On Sunday afternoon, as mentors and participants piled their luggage in the lobby, then onto carts, then into shuttles or car trunks, I finally ventured out of the hotel in Manchester, New Hampshire, to see where I was. I'd been out once previously, seeking dinner, but that was a directed venture and Gwen Steege, my editor at Storey Publishing, and I were talking, so I only got a rough idea of the streets we walked along.
This post-SOAR Sunday accommodated an exploration because my flight went out late in the afternoon. I did have a goal in mind: food. The restaurant at the hotel did have a good vegetarian option, but I wanted something different and with more protein. On the evening that I'd arrived, my daughter (with more energy than I could muster after travel) had done some internet searches on my behalf for places to eat (all turned out to be closed by then), so I had a place in mind. It was on the same street as the hotel. I began by walking in the wrong direction, which isn't typical for me and is one of many indicators I've had in the past week that my reserves have been a bit extra-depleted after the week of teaching: notes to self—eat well; sleep as much as you can; yes, you have to work, but go at it slowly and deliberately and do the things that come most easily.
After a couple of blocks, when I figured out that the street numbers were going down, rather than up, and that the neighborhood was looking less like a place that would have a restaurant in it (although you never know), I turned around and headed back toward, and past, the hotel. Odd: The street was blocked off with barricades, and there was a police car at the intersection by the park, with its lights flashing.
This in itself wasn't so unusual.
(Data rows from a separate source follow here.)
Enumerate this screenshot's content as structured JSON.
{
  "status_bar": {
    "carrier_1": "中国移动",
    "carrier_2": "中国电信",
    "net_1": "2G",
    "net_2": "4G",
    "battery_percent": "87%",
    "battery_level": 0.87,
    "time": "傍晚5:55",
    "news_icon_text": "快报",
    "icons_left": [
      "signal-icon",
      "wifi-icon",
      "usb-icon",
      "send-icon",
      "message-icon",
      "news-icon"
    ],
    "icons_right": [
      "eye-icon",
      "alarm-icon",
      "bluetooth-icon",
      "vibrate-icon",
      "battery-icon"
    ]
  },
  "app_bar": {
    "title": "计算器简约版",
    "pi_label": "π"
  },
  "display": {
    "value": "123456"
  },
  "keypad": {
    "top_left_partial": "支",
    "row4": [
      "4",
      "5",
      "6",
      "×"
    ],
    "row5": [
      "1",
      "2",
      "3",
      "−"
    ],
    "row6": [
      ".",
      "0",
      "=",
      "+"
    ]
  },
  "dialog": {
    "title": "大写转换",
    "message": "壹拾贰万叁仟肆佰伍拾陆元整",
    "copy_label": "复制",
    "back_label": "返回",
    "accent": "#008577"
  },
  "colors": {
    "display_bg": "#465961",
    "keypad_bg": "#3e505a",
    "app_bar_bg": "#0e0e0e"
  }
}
The hotel room that Stephenie Gaustad and I shared had been on the eighth floor and at the front of the building. It was a nice view, and at almost any time of the night (we were teaching during the days), emergency lights flashed blue or red somewhere on the streets below. It was hard to tell whether they were responding to calls or just controlling traffic—for example, for the International Chili Society's World Championship Chili Cook-off, which happened in the park directly under our window on both days of the SOAR-prep weekend. (On that first Sunday, some SOAR-ready folks got out of the hotel to try a variety of chilis. I was sorting wool. I did chat in the elevators with several chili-cooking teams, and I also watched the uniformed teams march into the competition area on Sunday morning. LOTS of work for them that weekend, and it sounded like fun. Also very high-energy and a bit stressful.)
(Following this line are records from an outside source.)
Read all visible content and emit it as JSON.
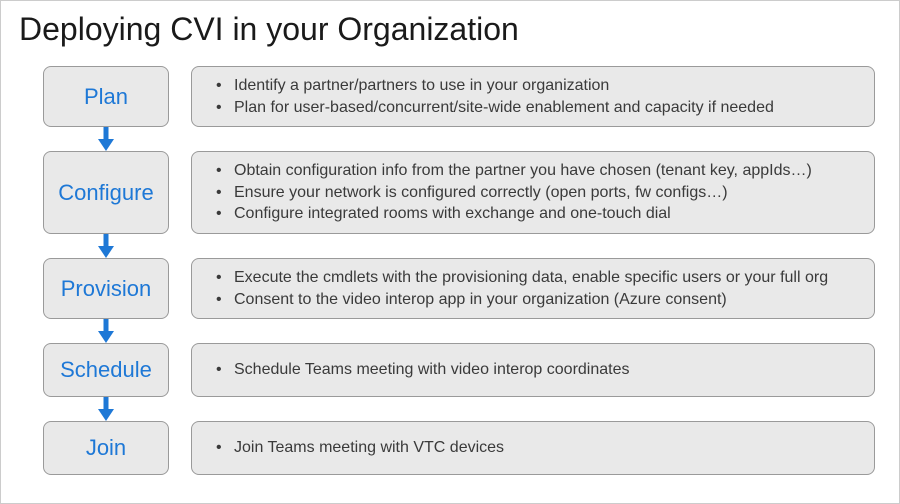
{
  "page_title": "Deploying CVI in your Organization",
  "steps": [
    {
      "label": "Plan",
      "details": [
        "Identify a partner/partners to use in your organization",
        "Plan for user-based/concurrent/site-wide enablement and capacity if needed"
      ]
    },
    {
      "label": "Configure",
      "details": [
        "Obtain configuration info from the partner you have chosen (tenant key, appIds…)",
        "Ensure your network is configured correctly (open ports, fw configs…)",
        "Configure integrated rooms with exchange and one-touch dial"
      ]
    },
    {
      "label": "Provision",
      "details": [
        "Execute the cmdlets with the provisioning data, enable specific users or your full org",
        "Consent to the video interop app in your organization (Azure consent)"
      ]
    },
    {
      "label": "Schedule",
      "details": [
        "Schedule Teams meeting with video interop coordinates"
      ]
    },
    {
      "label": "Join",
      "details": [
        "Join Teams meeting with VTC devices"
      ]
    }
  ],
  "colors": {
    "step_text": "#1e78d6",
    "arrow": "#1e78d6",
    "box_fill": "#e9e9e9",
    "box_border": "#9a9a9a"
  }
}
But back to the flashing lights on the following Sunday. As I walked farther down Elm Street, I noticed that people were standing along the curbs on both sides, as if they might be expecting . . . a parade. And then I heard sirens and saw more flashing lights on a police car coming toward me, lights ablaze. Oh, Columbus Day! And they must have a parade here! (Sometimes New England is just wonderful that way.)
I was definitely heading in the right direction for the restaurant my daughter had spotted online, and worried a bit that it would be swamped because of the parade, but decided that a parade was exactly what I needed just then.
I walked down Elm Street and found the restaurant, thinking I'd watch the parade from right out front and then retreat inside for some lunch. Plenty of people had shown up to view the procession, but there was lots of room along the sidewalks.
As it turned out, the parade consisted of high school marching bands (all very good) and FIRE TRUCKS! Fire trucks not only from New Hampshire but all several nearby states: I know I saw Maine and Massachusetts, am pretty sure about Vermont, and think there were some Connecticut and New York as well. Checking my photos doesn't help. Many engines have large labels for their towns, but their state identity was only readily visible on license plates (not so clear in the pictures).
Here are a couple of marching bands:
Some of the bands had people with cool-down equipment, watching carefully for signs of stress in the musicians.
The bands were all separated from each other by lots of fire trucks, with people of all ages riding in the trucks.
Some of the fire equipment was about the same age as I am:
And some was a good deal older:
That's 1852 fire equipment from Marblehead, Mass.
I grew up in an era of hood ornaments, and in a family where being able to recognize makes and models of cars and trucks was a plus, so it was fun to get a good shot of a nice Mack bulldog:
I have lots more photos of fire equipment. Only two of the pictures I took ended up out of focus. Two little boys near where I was standing were jumping up and down with excitement for the whole forty minutes it took the parade to pass. Everything that had a siren was blasting it (I had to put my fingers in my ears for part of the time), and there were friendly folk waving from the driver's and riders' seats.
The last truck in the line appeared to be driven by a dalmatian.
There was a real dog in the parade, too, up at the front.
Lunch at Republic? Flavorful, local, leisurely, and relatively quiet. Despite the potential collision of seasonings, I had North African spiced pickled vegetables (which woke up my taste buds effectively) and field mushroom bolognese (vegetarian style) with grilled polenta and whipped ricotta, plus some iced tea to temper the transition. Aahhh.
And then I went back to the Radisson lobby, so well sound-insulated that the people hanging out there hadn't even known there had been a siren- and marching-band parade that ended half a block away, and spent a relaxed two hours spinning, visiting, and waiting for the shuttle to the airport. Wind-down time.